Can brands take the risk out of digital experiments? R/GA’s Michael Olaye thinks so
R/GA hopes its ’experience community’ of digital specialists can help guide brands through a changing online landscape. As part of The Drum’s Experiential Marketing Deep Dive, we speak to Michael Olaye, vice-president and managing director of its ’experience community’, about why marketers need to have one eye on the future and a willingness to apply experimental methods.
Michael Olaye, R/GA’s VP and MD of experience community
While many people have begun new, remote jobs during the pandemic, few have faced as many obstacles to eventually meeting their new colleagues as Michael Olaye, the recently installed vice-president and managing director of experience community at R/GA.
Olaye is speaking to The Drum from Sweden, where he is waiting for the US government to lift coronavirus travel bans on much of Europe; the restrictions mean he hasn’t seen his immediate family in over a year.
While Olaye waits to ship out, he’s pursuing a deceptively simple brief from agency boss Sean Lyons to build ”best in class brand experiences”, working US hours while leading a team (the ’community’ part of his job title) that encompasses a ”full sweep” of specialists drawn from R/GA’s US and Latin American offices, including designers, developers, creatives and strategists.
Formerly chief growth officer at The North Alliance, Olaye says he ”jumped at the chance” to join R/GA and reunite with Lyons, who he worked with at Havas when Olaye was head of technology and innovation in London and Lyons global chief digital officer.
In the present, the ”experience community” he’s gathering together will help brands activate digitally and bridge the gap between those brand marketing efforts and the rest of a consumer’s relationship with a company (he refers to this work as ensuring ”synergy of systems”), essentially building a practice that combines digital transformation, CX and digital experiential work.
In the future, though, Olaye hopes the team can act as a guide for brands exploring the next evolution of the internet, ensuring clients aren’t lost down online rabbit holes.

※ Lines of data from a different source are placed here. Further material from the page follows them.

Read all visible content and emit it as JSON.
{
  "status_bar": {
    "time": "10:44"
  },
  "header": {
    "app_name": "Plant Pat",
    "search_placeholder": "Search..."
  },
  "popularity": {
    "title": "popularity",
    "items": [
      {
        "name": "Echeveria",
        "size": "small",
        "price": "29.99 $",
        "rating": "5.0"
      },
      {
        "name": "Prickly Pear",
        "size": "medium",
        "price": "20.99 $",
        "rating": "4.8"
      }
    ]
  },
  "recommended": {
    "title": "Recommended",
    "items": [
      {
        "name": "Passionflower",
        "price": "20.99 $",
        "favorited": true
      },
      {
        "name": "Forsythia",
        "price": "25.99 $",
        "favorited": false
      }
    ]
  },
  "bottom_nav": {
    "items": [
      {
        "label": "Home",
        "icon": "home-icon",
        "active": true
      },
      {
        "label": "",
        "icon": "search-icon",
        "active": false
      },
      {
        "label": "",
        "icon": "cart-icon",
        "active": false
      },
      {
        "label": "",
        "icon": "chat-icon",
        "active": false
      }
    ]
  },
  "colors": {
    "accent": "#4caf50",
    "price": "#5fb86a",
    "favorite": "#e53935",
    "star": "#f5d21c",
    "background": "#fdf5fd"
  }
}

While he argues brands should be actively investing and exploring new technologies and methods of reaching audiences, he says ”there’s still risk there, of course”.
R/GA’s heritage in design matches these ambitions; in previous iterations, it was a special effects provider to the film industry and was later involved in video game development. Although he suggests clients must have a ”future-first mindset”, Olaye contends that brands need not fund such experiments themselves, but can let R/GA do the hard work for them. After all, he says, ”innovation is in our DNA”.
Talk of synergy, future mindsets and ’Web 3’ obscure how these services help make R/GA, and its clients, more profitable. But providing a more holistic digital marketing offering, which goes far beyond promotion, is increasingly important both to clients and agency rivals. Earlier this week, Sir Martin Sorrell’s S4 detailed its ambitions to provide an ”end-to-end offer”, while AB InBev – the largest brewer on the planet – has been experimenting with metaverse marketing since June.
According to Olaye, R/GA’s experience community specialists will be working both for the agency’s biggest clients and smaller, younger startup brands, for which his team will be bringing their capabilities to bear ”at the speed of small”. Social commerce is set to be a major focus as the channel evolves and grows in prominence, and getting such solutions to scale effectively is key.
For the new VP, the future looks a lot like ’Unstaged’, a series of virtual gigs created by R/GA for American Express. With in-person shows off the cards, AmEx hosted concerts by Dua Lipa and SZA, which were combined with unique second-screen content for those watching at home, as well as merchandise drops such as commemorative photos available as NFTs (AmEx sold these for $100 a pop, given then niche accessibility of NFTs and the cryptocurrency typically required to buy them).
Olaye believes that blockchain technologies, such as crypto and NFTs, while considered ecologically unsustainable by many critics will soon make good for marketers. ”The technology has caught up to the hype,” he says, ”but it’s just in phase one.”
”My personal view is that the crypto explosion has proven that the blockchain infrastructures are unlocking new ways of value storage and financial operations, following completely new models deliberately created to break existing monopolized systems.” The move of the Ethereum network to a proof-of-stake system (considered less energy intensive than the systems used to run Bitcoin) is proof the technology can become sustainable, he says. Olaye also hopes that networks such as Cardano, a new cryptocurrency, can fulfil their promise; he predicts that platform will ”will change financial independence and improve transparency for various sections in Africa.”
In this context, Olaye says R/GA’s biggest competitors for business and talent is the tech giants and digital startups. ”We already are competing with them; we have been for some time.”
Can R/GA convince digitally-minded young people that an ad agency is the best start for their career? Olaye says that the variety of the work and the culture will help make the difference. Agencies, he says, must require a ”challenge mindset” from young talent, and in return they can give them something unreachable in other sectors. This argument explains, in part, why the self-professed ”technology evangelist” has spent most of his career in marketing. ”It’s an opportunity to work with the widest possible variety of clients.”